◆ **WORK TASK**
Every line of the data below is to be written out again exactly.

[TASK INPUT — start]

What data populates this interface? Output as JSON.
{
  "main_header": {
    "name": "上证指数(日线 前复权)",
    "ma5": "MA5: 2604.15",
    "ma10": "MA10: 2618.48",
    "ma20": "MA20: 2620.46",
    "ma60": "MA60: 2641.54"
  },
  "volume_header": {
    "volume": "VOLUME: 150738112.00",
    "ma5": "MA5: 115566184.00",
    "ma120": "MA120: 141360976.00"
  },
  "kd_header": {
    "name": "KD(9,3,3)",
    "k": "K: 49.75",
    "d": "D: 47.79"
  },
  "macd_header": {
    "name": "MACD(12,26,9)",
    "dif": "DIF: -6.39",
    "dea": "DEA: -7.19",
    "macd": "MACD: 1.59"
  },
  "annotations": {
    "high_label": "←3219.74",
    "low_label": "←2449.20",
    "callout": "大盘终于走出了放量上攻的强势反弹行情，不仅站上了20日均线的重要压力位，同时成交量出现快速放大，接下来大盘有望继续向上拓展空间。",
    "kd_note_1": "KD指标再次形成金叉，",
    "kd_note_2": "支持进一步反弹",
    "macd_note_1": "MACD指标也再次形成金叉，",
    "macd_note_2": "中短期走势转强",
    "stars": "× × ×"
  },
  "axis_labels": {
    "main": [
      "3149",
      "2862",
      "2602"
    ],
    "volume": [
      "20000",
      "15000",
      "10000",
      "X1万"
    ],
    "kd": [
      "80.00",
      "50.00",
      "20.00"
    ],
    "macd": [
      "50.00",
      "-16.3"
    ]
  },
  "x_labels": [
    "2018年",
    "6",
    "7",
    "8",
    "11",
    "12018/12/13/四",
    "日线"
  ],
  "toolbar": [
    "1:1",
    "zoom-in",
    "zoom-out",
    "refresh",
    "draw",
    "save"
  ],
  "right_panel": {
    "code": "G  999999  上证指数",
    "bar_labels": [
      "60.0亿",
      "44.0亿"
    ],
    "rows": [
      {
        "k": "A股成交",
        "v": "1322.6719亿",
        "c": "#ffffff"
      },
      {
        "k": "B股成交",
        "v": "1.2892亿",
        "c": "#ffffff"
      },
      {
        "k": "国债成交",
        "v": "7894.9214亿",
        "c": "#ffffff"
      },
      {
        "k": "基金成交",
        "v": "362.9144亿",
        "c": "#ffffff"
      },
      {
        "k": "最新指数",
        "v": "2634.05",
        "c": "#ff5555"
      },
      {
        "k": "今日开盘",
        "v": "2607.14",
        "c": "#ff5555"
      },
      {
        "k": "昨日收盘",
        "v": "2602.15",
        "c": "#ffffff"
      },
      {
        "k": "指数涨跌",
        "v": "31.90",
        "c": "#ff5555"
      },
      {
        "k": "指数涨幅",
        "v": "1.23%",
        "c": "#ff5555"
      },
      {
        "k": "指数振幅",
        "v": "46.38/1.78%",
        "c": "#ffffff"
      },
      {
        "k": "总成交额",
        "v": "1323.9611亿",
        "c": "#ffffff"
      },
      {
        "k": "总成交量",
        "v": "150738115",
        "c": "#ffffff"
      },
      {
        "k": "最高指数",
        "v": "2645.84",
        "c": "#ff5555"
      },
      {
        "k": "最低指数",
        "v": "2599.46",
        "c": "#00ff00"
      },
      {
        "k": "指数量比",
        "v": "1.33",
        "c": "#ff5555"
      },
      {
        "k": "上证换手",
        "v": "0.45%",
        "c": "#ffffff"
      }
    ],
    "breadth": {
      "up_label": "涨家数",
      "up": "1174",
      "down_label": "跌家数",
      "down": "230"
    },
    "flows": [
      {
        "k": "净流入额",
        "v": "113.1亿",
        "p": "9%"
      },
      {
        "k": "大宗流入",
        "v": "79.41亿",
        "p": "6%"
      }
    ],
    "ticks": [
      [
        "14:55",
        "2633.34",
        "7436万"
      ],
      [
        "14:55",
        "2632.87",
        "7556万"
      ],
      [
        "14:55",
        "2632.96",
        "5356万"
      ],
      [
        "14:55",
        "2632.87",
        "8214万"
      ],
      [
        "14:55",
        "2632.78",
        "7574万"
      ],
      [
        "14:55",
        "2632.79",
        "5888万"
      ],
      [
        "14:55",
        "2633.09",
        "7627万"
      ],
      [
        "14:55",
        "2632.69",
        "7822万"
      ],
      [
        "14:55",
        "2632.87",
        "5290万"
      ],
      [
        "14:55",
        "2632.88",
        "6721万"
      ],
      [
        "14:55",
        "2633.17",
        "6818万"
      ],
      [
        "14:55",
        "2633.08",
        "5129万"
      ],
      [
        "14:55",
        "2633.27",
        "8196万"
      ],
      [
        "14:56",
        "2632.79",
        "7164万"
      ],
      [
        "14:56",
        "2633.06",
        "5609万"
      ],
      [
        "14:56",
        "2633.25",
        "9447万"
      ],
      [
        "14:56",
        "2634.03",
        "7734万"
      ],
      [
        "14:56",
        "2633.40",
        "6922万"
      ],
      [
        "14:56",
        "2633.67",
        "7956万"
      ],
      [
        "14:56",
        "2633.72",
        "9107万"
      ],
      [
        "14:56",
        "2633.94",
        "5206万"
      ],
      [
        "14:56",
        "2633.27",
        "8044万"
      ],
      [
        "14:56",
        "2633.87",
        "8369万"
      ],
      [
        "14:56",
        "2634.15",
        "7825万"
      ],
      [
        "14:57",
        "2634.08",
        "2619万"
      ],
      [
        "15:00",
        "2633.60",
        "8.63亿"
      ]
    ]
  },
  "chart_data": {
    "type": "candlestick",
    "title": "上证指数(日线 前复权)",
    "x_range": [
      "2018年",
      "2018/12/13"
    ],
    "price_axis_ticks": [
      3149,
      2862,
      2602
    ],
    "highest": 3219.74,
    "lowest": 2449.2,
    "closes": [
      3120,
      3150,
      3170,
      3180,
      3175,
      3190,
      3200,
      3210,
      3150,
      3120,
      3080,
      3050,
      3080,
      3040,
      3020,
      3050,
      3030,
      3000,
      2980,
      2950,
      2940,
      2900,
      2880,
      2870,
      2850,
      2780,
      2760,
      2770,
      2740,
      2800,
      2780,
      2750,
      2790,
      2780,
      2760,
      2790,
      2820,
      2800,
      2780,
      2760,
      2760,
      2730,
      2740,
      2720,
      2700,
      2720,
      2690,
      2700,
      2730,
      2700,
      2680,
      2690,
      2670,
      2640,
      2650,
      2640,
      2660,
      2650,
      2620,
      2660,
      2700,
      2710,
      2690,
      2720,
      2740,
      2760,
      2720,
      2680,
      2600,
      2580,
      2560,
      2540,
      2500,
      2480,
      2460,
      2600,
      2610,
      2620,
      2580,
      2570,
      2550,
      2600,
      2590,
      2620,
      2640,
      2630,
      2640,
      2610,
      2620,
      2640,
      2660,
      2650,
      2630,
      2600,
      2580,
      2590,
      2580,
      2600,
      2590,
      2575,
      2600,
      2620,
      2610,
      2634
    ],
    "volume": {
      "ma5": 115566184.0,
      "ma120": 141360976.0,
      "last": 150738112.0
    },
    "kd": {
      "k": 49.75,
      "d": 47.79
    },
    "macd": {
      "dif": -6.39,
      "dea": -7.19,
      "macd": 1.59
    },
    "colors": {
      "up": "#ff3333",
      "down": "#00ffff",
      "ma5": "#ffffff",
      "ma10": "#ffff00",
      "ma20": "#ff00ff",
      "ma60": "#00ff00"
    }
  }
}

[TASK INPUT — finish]

◆ **TASK SOLUTION**
What data populates this interface? Output as JSON.
{
  "main_header": {
    "name": "上证指数(日线 前复权)",
    "ma5": "MA5: 2604.15",
    "ma10": "MA10: 2618.48",
    "ma20": "MA20: 2620.46",
    "ma60": "MA60: 2641.54"
  },
  "volume_header": {
    "volume": "VOLUME: 150738112.00",
    "ma5": "MA5: 115566184.00",
    "ma120": "MA120: 141360976.00"
  },
  "kd_header": {
    "name": "KD(9,3,3)",
    "k": "K: 49.75",
    "d": "D: 47.79"
  },
  "macd_header": {
    "name": "MACD(12,26,9)",
    "dif": "DIF: -6.39",
    "dea": "DEA: -7.19",
    "macd": "MACD: 1.59"
  },
  "annotations": {
    "high_label": "←3219.74",
    "low_label": "←2449.20",
    "callout": "大盘终于走出了放量上攻的强势反弹行情，不仅站上了20日均线的重要压力位，同时成交量出现快速放大，接下来大盘有望继续向上拓展空间。",
    "kd_note_1": "KD指标再次形成金叉，",
    "kd_note_2": "支持进一步反弹",
    "macd_note_1": "MACD指标也再次形成金叉，",
    "macd_note_2": "中短期走势转强",
    "stars": "× × ×"
  },
  "axis_labels": {
    "main": [
      "3149",
      "2862",
      "2602"
    ],
    "volume": [
      "20000",
      "15000",
      "10000",
      "X1万"
    ],
    "kd": [
      "80.00",
      "50.00",
      "20.00"
    ],
    "macd": [
      "50.00",
      "-16.3"
    ]
  },
  "x_labels": [
    "2018年",
    "6",
    "7",
    "8",
    "11",
    "12018/12/13/四",
    "日线"
  ],
  "toolbar": [
    "1:1",
    "zoom-in",
    "zoom-out",
    "refresh",
    "draw",
    "save"
  ],
  "right_panel": {
    "code": "G  999999  上证指数",
    "bar_labels": [
      "60.0亿",
      "44.0亿"
    ],
    "rows": [
      {
        "k": "A股成交",
        "v": "1322.6719亿",
        "c": "#ffffff"
      },
      {
        "k": "B股成交",
        "v": "1.2892亿",
        "c": "#ffffff"
      },
      {
        "k": "国债成交",
        "v": "7894.9214亿",
        "c": "#ffffff"
      },
      {
        "k": "基金成交",
        "v": "362.9144亿",
        "c": "#ffffff"
      },
      {
        "k": "最新指数",
        "v": "2634.05",
        "c": "#ff5555"
      },
      {
        "k": "今日开盘",
        "v": "2607.14",
        "c": "#ff5555"
      },
      {
        "k": "昨日收盘",
        "v": "2602.15",
        "c": "#ffffff"
      },
      {
        "k": "指数涨跌",
        "v": "31.90",
        "c": "#ff5555"
      },
      {
        "k": "指数涨幅",
        "v": "1.23%",
        "c": "#ff5555"
      },
      {
        "k": "指数振幅",
        "v": "46.38/1.78%",
        "c": "#ffffff"
      },
      {
        "k": "总成交额",
        "v": "1323.9611亿",
        "c": "#ffffff"
      },
      {
        "k": "总成交量",
        "v": "150738115",
        "c": "#ffffff"
      },
      {
        "k": "最高指数",
        "v": "2645.84",
        "c": "#ff5555"
      },
      {
        "k": "最低指数",
        "v": "2599.46",
        "c": "#00ff00"
      },
      {
        "k": "指数量比",
        "v": "1.33",
        "c": "#ff5555"
      },
      {
        "k": "上证换手",
        "v": "0.45%",
        "c": "#ffffff"
      }
    ],
    "breadth": {
      "up_label": "涨家数",
      "up": "1174",
      "down_label": "跌家数",
      "down": "230"
    },
    "flows": [
      {
        "k": "净流入额",
        "v": "113.1亿",
        "p": "9%"
      },
      {
        "k": "大宗流入",
        "v": "79.41亿",
        "p": "6%"
      }
    ],
    "ticks": [
      [
        "14:55",
        "2633.34",
        "7436万"
      ],
      [
        "14:55",
        "2632.87",
        "7556万"
      ],
      [
        "14:55",
        "2632.96",
        "5356万"
      ],
      [
        "14:55",
        "2632.87",
        "8214万"
      ],
      [
        "14:55",
        "2632.78",
        "7574万"
      ],
      [
        "14:55",
        "2632.79",
        "5888万"
      ],
      [
        "14:55",
        "2633.09",
        "7627万"
      ],
      [
        "14:55",
        "2632.69",
        "7822万"
      ],
      [
        "14:55",
        "2632.87",
        "5290万"
      ],
      [
        "14:55",
        "2632.88",
        "6721万"
      ],
      [
        "14:55",
        "2633.17",
        "6818万"
      ],
      [
        "14:55",
        "2633.08",
        "5129万"
      ],
      [
        "14:55",
        "2633.27",
        "8196万"
      ],
      [
        "14:56",
        "2632.79",
        "7164万"
      ],
      [
        "14:56",
        "2633.06",
        "5609万"
      ],
      [
        "14:56",
        "2633.25",
        "9447万"
      ],
      [
        "14:56",
        "2634.03",
        "7734万"
      ],
      [
        "14:56",
        "2633.40",
        "6922万"
      ],
      [
        "14:56",
        "2633.67",
        "7956万"
      ],
      [
        "14:56",
        "2633.72",
        "9107万"
      ],
      [
        "14:56",
        "2633.94",
        "5206万"
      ],
      [
        "14:56",
        "2633.27",
        "8044万"
      ],
      [
        "14:56",
        "2633.87",
        "8369万"
      ],
      [
        "14:56",
        "2634.15",
        "7825万"
      ],
      [
        "14:57",
        "2634.08",
        "2619万"
      ],
      [
        "15:00",
        "2633.60",
        "8.63亿"
      ]
    ]
  },
  "chart_data": {
    "type": "candlestick",
    "title": "上证指数(日线 前复权)",
    "x_range": [
      "2018年",
      "2018/12/13"
    ],
    "price_axis_ticks": [
      3149,
      2862,
      2602
    ],
    "highest": 3219.74,
    "lowest": 2449.2,
    "closes": [
      3120,
      3150,
      3170,
      3180,
      3175,
      3190,
      3200,
      3210,
      3150,
      3120,
      3080,
      3050,
      3080,
      3040,
      3020,
      3050,
      3030,
      3000,
      2980,
      2950,
      2940,
      2900,
      2880,
      2870,
      2850,
      2780,
      2760,
      2770,
      2740,
      2800,
      2780,
      2750,
      2790,
      2780,
      2760,
      2790,
      2820,
      2800,
      2780,
      2760,
      2760,
      2730,
      2740,
      2720,
      2700,
      2720,
      2690,
      2700,
      2730,
      2700,
      2680,
      2690,
      2670,
      2640,
      2650,
      2640,
      2660,
      2650,
      2620,
      2660,
      2700,
      2710,
      2690,
      2720,
      2740,
      2760,
      2720,
      2680,
      2600,
      2580,
      2560,
      2540,
      2500,
      2480,
      2460,
      2600,
      2610,
      2620,
      2580,
      2570,
      2550,
      2600,
      2590,
      2620,
      2640,
      2630,
      2640,
      2610,
      2620,
      2640,
      2660,
      2650,
      2630,
      2600,
      2580,
      2590,
      2580,
      2600,
      2590,
      2575,
      2600,
      2620,
      2610,
      2634
    ],
    "volume": {
      "ma5": 115566184.0,
      "ma120": 141360976.0,
      "last": 150738112.0
    },
    "kd": {
      "k": 49.75,
      "d": 47.79
    },
    "macd": {
      "dif": -6.39,
      "dea": -7.19,
      "macd": 1.59
    },
    "colors": {
      "up": "#ff3333",
      "down": "#00ffff",
      "ma5": "#ffffff",
      "ma10": "#ffff00",
      "ma20": "#ff00ff",
      "ma60": "#00ff00"
    }
  }
}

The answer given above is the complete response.